Measurables and Path to the Draft
Weight: 314 pounds
Arm Length: 33¾ inches
Hand Size:10¾ inches
High School: Trinity Christian High School (Jacksonville)
Best Game Film: Florida State (2016)
As an interior defender, Norton needed to use his hands to have a shot at making and being involved in plays. Norton was able to accomplish this by ripping, swimming and stabbing blockers to free himself to pursue plays. It’s rare to find film of Norton not working his hands to get away from a blocker, regardless of whether he was slanting to another gap from his initial rush or being a looper in stunt.
Holds His Ground
Doing an admirable job of fending off double-teams, Norton holds his ground well in the run game. On stretch runs, you’ll see No. 7 spill blockers to the wayside and occasionally force a runner to gear down to look for an alternative path. Never taking too many backsteps, Norton is excellent at stifling blockers at the line of scrimmage.
Finding a defensive lineman who is willing to chase down plays in backside pursuit is a difficult search. Finding a defensive tackle who would do the same is also a difficult proposition. Norton does a great job of running down plays, even at his size, to prevent cutback opportunities. Be it a QB scramble or a running back taking it wide, Big Thick makes an effort to stay in the play for the majority of snaps.
Dominants in One-on-Ones
Norton is simply too strong for many a college offensive linemen to block one-on-one and get the upper hand, specifically guards and centers.
Takes Himself out of Plays
Whether because of his eagerness to make a play in the backfield or not recognizing the setup of the play, Norton has the tendency to take himself out of the play or just far enough from the ball carrier that he can’t make a play on the ball. If Norton goes one way, it takes a full heartbeat for him to get restarted in the direction of the play because of his poor ability to redirect. This may not be an issue if Norton is put into a scheme that has him moving north instead of northwest or northeast.
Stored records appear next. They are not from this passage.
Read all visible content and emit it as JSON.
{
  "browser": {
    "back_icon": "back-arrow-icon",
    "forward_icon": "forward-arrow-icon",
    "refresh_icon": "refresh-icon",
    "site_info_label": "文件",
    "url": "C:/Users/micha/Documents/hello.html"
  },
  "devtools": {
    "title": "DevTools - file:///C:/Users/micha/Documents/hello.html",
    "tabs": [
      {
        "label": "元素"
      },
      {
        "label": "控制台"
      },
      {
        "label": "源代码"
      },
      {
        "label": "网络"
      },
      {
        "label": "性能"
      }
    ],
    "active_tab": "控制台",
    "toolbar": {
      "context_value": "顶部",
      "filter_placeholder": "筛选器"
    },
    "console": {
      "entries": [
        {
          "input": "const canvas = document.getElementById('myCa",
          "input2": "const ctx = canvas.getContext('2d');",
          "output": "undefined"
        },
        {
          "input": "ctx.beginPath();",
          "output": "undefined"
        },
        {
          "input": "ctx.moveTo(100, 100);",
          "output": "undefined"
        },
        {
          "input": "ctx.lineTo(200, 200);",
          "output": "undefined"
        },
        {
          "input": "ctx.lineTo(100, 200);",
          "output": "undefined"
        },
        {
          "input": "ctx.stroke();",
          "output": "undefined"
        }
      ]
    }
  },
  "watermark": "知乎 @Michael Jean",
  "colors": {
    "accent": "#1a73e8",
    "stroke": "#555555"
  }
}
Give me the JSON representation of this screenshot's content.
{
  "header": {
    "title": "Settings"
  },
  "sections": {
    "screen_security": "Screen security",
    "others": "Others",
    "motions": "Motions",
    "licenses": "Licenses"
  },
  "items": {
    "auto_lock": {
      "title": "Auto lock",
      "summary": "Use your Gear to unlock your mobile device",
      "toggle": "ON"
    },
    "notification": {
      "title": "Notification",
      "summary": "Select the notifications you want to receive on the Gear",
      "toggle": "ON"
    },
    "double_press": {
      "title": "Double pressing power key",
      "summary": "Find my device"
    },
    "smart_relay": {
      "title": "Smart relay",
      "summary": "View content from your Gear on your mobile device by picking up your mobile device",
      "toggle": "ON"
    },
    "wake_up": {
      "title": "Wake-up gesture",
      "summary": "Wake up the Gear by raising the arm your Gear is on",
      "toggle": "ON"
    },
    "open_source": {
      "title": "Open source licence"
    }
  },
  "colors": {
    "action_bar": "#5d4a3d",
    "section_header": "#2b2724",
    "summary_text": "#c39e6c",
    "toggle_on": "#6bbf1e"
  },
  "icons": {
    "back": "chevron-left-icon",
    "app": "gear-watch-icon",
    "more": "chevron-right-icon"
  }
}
There is no way that a man of Kendrick Norton’s size should disappear during games. There are moments in games where he will continue to hand fight with a blocker instead of disengaging and moving toward the play. Given the job that Norton is tasked with, he does accumulate enough tackles, tackles-for-loss and sacks to get fans to pay close attention to him during games.
“Norton, a 6-foot-3, 312-pound force on the interior of the defensive line who is poised for a breakout season. He has the size, strength and power to start climbing up draft charts on a defense that should be among the best in the country in 2018.”
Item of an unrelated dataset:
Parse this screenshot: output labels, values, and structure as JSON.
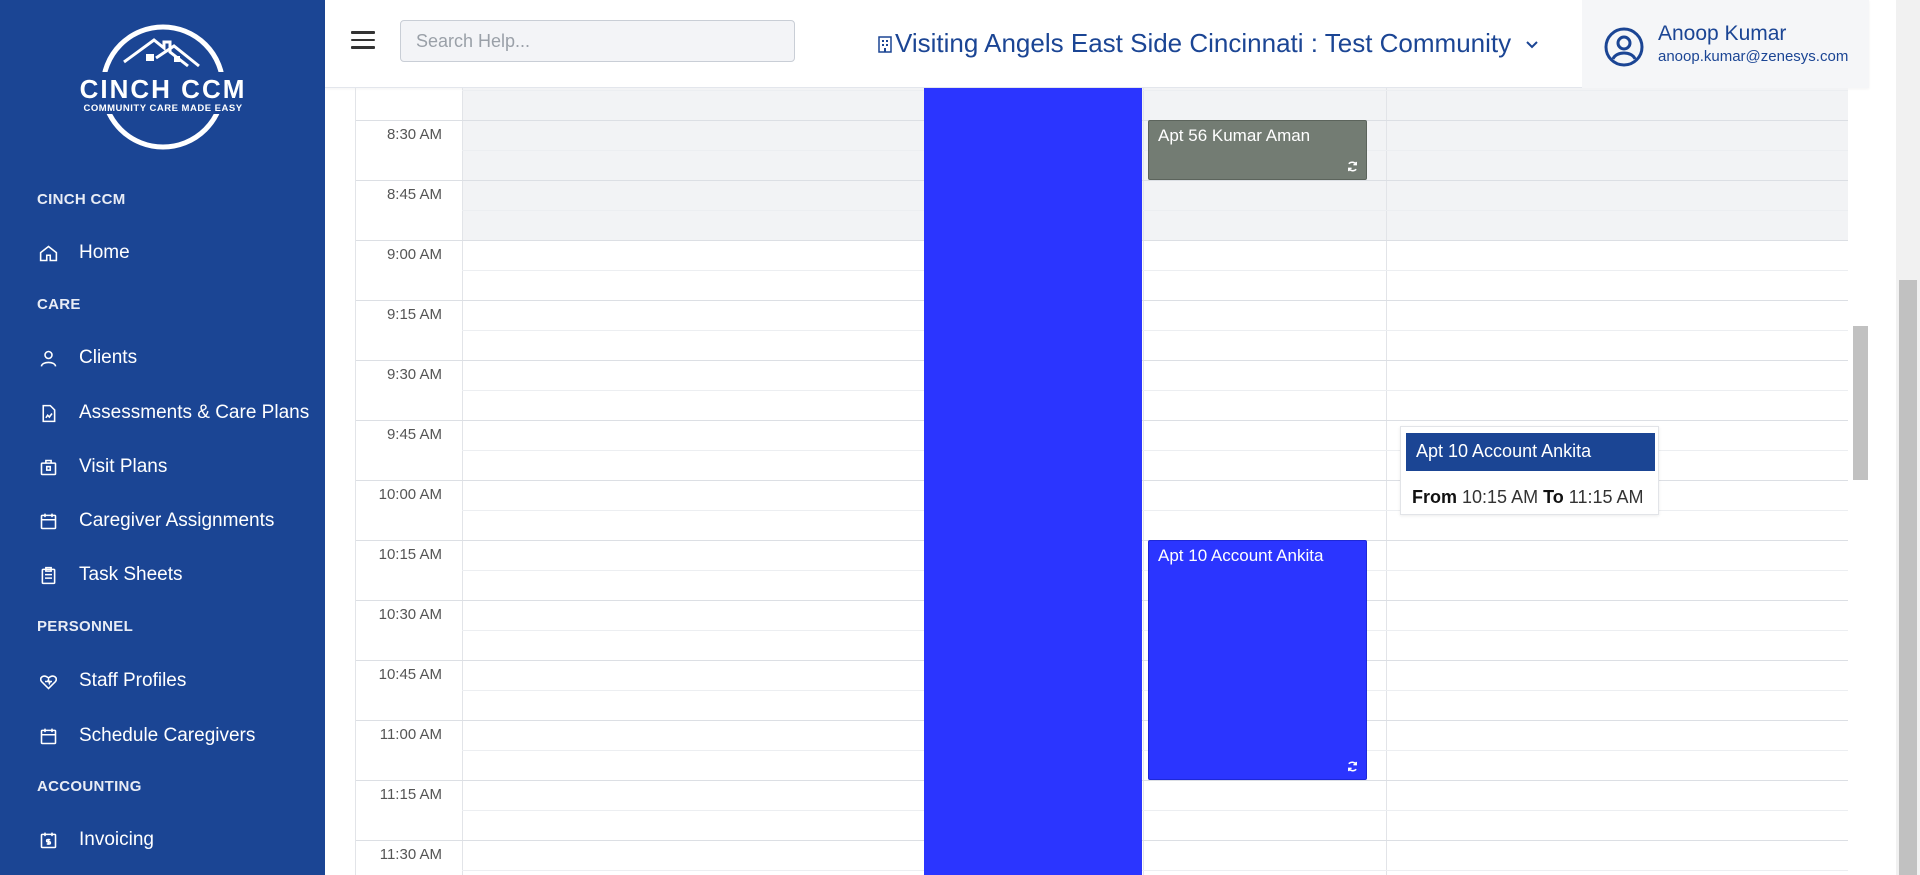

Andrea Adelson ESPN.com
Thick, well-built defensive tackle who, at times, is immovable in the middle. Flashes of strong hand-usage. Has the ability to disengage from blocks on the inside to make impact stops against the run. Limited explosiveness into the backfield but motor is fine.
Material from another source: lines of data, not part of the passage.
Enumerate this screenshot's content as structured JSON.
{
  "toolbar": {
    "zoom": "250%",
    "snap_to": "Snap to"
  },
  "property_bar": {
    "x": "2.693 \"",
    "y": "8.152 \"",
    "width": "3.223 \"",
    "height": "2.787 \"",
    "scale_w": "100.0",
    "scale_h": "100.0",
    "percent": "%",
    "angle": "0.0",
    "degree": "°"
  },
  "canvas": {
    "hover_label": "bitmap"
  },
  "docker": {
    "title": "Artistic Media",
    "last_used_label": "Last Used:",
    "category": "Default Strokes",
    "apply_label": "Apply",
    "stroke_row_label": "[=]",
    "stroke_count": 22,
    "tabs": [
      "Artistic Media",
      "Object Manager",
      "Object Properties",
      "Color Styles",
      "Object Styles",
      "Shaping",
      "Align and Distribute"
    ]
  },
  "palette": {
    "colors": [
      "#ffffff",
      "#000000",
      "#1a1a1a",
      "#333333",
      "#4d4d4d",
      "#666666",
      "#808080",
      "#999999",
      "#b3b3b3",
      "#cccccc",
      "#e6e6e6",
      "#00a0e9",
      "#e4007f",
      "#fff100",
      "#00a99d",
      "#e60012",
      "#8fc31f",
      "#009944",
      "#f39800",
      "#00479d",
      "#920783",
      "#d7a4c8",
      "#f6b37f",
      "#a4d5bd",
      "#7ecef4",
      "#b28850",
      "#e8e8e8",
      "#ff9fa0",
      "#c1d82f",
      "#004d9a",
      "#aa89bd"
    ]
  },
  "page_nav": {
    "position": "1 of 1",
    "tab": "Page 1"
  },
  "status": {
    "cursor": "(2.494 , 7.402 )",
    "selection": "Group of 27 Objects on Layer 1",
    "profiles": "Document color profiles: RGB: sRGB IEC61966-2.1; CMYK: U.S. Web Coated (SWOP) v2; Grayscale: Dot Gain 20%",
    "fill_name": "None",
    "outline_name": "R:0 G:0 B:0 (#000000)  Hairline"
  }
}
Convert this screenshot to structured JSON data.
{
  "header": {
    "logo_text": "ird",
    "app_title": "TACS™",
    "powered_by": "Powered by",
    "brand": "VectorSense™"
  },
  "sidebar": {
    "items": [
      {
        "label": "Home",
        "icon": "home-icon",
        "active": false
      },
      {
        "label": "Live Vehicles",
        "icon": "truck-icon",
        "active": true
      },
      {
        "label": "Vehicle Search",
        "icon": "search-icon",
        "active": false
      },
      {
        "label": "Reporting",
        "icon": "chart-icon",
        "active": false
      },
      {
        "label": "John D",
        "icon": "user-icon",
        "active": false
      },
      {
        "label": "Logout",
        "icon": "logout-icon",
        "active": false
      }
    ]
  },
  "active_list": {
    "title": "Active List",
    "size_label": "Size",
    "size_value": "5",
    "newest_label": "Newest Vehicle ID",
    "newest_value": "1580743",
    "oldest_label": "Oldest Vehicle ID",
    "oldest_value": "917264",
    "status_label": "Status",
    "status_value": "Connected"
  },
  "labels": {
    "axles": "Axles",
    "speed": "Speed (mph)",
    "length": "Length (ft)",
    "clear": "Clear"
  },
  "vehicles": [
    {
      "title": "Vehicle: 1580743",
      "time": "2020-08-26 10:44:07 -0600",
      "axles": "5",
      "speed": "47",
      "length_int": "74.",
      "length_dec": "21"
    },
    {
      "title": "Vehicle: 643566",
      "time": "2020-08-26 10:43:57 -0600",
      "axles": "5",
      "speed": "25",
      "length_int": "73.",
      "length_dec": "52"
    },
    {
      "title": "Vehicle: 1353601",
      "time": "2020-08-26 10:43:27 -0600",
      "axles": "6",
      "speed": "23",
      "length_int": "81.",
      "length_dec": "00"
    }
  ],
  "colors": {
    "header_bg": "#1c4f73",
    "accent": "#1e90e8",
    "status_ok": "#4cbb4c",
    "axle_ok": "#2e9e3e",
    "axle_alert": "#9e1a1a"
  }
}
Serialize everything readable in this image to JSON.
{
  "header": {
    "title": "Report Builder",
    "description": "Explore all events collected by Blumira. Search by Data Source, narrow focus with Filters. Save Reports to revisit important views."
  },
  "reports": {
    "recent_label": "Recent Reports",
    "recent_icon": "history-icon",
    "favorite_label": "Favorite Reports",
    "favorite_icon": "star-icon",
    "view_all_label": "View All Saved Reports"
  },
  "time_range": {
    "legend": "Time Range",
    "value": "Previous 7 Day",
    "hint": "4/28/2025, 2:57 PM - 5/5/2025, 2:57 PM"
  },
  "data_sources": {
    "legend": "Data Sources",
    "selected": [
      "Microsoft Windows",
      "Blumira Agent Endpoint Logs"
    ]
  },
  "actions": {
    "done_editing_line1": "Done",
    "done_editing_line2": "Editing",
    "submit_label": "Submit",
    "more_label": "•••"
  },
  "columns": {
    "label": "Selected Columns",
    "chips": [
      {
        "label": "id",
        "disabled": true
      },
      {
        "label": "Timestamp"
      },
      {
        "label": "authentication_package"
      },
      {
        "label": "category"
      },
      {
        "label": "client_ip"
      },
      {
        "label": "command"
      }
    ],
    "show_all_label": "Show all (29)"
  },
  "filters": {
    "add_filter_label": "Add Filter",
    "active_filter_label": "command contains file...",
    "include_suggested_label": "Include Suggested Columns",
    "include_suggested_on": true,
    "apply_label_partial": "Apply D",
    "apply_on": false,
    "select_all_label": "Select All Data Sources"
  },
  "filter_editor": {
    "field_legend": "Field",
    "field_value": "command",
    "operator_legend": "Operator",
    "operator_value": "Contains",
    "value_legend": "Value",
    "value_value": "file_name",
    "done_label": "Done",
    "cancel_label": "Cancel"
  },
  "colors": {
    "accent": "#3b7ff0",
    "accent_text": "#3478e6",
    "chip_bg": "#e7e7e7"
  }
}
CBS Sports Staff
“Kendrick Norton had a standout year as Miami rebounded onto the national stage, but scouts see a limited player who needs to continue working on his game and his conditioning. He could be a late-round steal for a team needing a nose tackle on first and second down.”
Matt Miller Bleacher Report
“Norton is the son of newly-hired Oakland defensive coordinator Ken Norton, and the grandson of the late former heavyweight champion, Ken Norton, Senior. Their athleticism and fight have passed down to Kendrick, an athletic widebody who earned honorable mention All-ACC honors in 2017. He played in all 13 games, starting 12 in his junior season, making 26 tackles, 6.5 for loss, and two sacks. Norton made a name for himself as a third-team all-conference selection the previous season, starting all 13 games, compiling 39 tackles, 10 for loss, and two sacks in the middle of the ‘Canes defense. The four-star recruit and Under Armour All-American from Jacksonville played in 12 games as a true freshman in 2015, posting 19 tackles and a sack.”
Lance Zierlein NFL.com analyst
Norton does his job, just not in a SC TOP Ten fashion. He’ll do the dirty work, battling linemen and keeping them off of his linebackers. Norton has the size and work ethic that should be successful in the NFL and is a pupil of Miami DL coach Craig Kuligowski, so there are aspects working in his favor. It is likely that Norton begins his career as a rotational piece as he picks up the speed and scheme of the NFL game. Ideally, Norton could start out as an early-down defender, probably in the two-down variation before earning more snaps. The team that drafts him will love what he can do in the run game in the next level, yet should not be greedy to want to see him parlay that as a pass rusher, because that is not his game.
Draft Projection: Third - sixth round
Good Luck Big Thick!